With one in five young mothers lonely “all the time”, it’s time for employers and services to step up.

“Despite having my child with me all the time, I felt very lonely,” says Laura Davies. A member of an advisory panel for the Young Women’s Trust, she had her son age 20. Now, with a new report suggesting that one in five young mums “feels lonely all the time”, she’s sharing her story.

Polling commissioned by the Young Women’s Trust has highlighted the isolation that young motherhood can bring. Of course, getting out and about the same as you did before is never easy once there’s a young child in the picture. For young mothers, however, the situation can be particularly difficult.

According to the report, over a quarter of young mothers leave the house just once a week or less, with some leaving just once a month.

Aside from all the usual challenges – like wrestling a colicky infant into their jacket, or pumping milk for the trip with one hand while making sure no-one is crawling into anything dangerous with the other – young mothers are more likely to suffer from a lack of support network, or to lack the confidence to approach mother-baby groups and other organisations designed to help. In fact, some 68 per cent of young mothers said they had felt unwelcome in a parent and toddler group.

Davies paints what research suggests is a common picture.

“Motherhood had alienated me from my past. While all my friends were off forging a future for themselves, I was under a mountain of baby clothes trying to navigate my new life. Our schedules were different and it became hard to find the time.”

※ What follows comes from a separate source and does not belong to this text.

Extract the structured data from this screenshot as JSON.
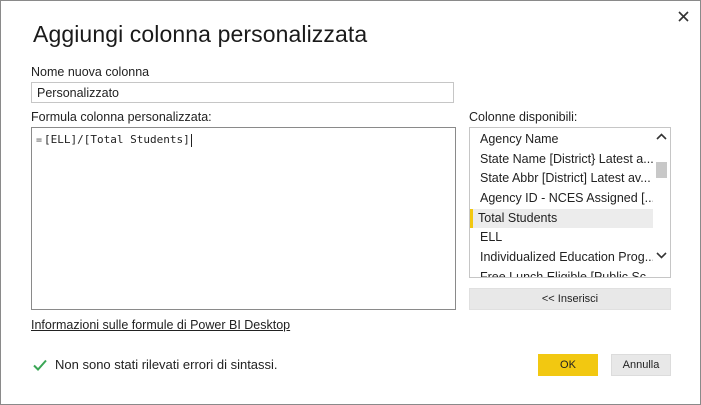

“No one ever tells you that when you have a child you will feel an overwhelming sense of love that you cannot describe, but also an overwhelming sense of loneliness when you realise that your life won’t be the same again.

More than half of 16 to 24-year-olds surveyed said that they felt lonelier since becoming a mother, with more than two-thirds saying they had fewer friends than before. Yet making new friends can be hard, too, especially given the judgement young mothers can face. In fact, 73 per cent of young mothers polled said they’d experienced rudeness or unpleasant behaviour when out with their children in public.

As Davies puts it, “Trying to find mum friends when your self-confidence is at rock bottom is daunting. I found it easier to reach out for support online than meet people face to face. Knowing they couldn’t judge me on my age gave me comfort.”

While online support can help, however, loneliness can still become a problem without friends to visit or a workplace to go to. Many young mothers said they would be pleased to go back to work – and would prefer to earn money rather than rely on benefits. After all, typing some invoices, or getting back on the tills, doesn’t just mean a paycheck – it’s also a change to speak to someone old enough to understand the words “type”, “invoice” and “till”.

As Young Women’s Trust chief executive Dr Carole Easton explains, “More support is needed for young mothers who want to work. This could include mentoring to help ease women’s move back into education or employment.”

But mothers going back to work don’t only have to grapple with childcare arrangements, time management and their own self-confidence – they also have to negotiate with employers. Although the 2003 Employment Act introduced the right for parents of young children to apply to work flexibly, there is no obligation for their employer to agree. (Even though 83 per cent of women surveyed by the Young Women’s Trust said flexible hours would help them find secure work, 26 per cent said they had had a request turned down.)

Dr Easton concludes: “The report recommends access to affordable childcare, better support for young women at job centres and advertising jobs on a flexible, part-time or job share basis by default.”

Stephanie Boland is digital assistant at the New Statesman. She tweets at @stephanieboland